Exercise directions: Please find the lines in the following records that hold "做一份四格科普漫画讲中秋节", and copy them.

Start of Block

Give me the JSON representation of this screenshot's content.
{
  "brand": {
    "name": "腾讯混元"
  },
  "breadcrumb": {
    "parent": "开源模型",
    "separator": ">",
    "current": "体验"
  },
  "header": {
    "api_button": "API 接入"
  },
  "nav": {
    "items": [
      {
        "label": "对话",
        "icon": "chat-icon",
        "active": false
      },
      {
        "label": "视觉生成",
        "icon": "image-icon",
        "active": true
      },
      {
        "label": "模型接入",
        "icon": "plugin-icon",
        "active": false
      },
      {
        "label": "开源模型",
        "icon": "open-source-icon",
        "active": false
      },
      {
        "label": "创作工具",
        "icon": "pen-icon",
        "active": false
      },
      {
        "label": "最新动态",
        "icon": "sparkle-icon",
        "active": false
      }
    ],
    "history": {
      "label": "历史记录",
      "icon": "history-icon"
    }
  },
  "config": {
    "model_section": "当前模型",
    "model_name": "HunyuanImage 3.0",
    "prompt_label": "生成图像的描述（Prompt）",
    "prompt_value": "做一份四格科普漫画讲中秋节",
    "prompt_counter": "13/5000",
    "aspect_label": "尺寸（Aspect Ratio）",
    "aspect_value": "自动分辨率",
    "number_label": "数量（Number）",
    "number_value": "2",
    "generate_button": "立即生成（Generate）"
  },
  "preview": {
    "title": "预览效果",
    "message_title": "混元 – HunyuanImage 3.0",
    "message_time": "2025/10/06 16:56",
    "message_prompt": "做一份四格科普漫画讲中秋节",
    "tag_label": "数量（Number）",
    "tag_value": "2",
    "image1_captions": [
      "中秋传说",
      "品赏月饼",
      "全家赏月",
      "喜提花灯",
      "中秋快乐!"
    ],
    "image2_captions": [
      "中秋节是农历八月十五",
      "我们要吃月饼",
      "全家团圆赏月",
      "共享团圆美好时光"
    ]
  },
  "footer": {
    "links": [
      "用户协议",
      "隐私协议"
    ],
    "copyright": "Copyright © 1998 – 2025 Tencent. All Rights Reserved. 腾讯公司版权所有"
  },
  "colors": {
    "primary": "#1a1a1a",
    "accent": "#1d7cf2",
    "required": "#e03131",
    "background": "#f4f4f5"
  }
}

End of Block

Final answer:
    "prompt_value": "做一份四格科普漫画讲中秋节",
    "message_prompt": "做一份四格科普漫画讲中秋节",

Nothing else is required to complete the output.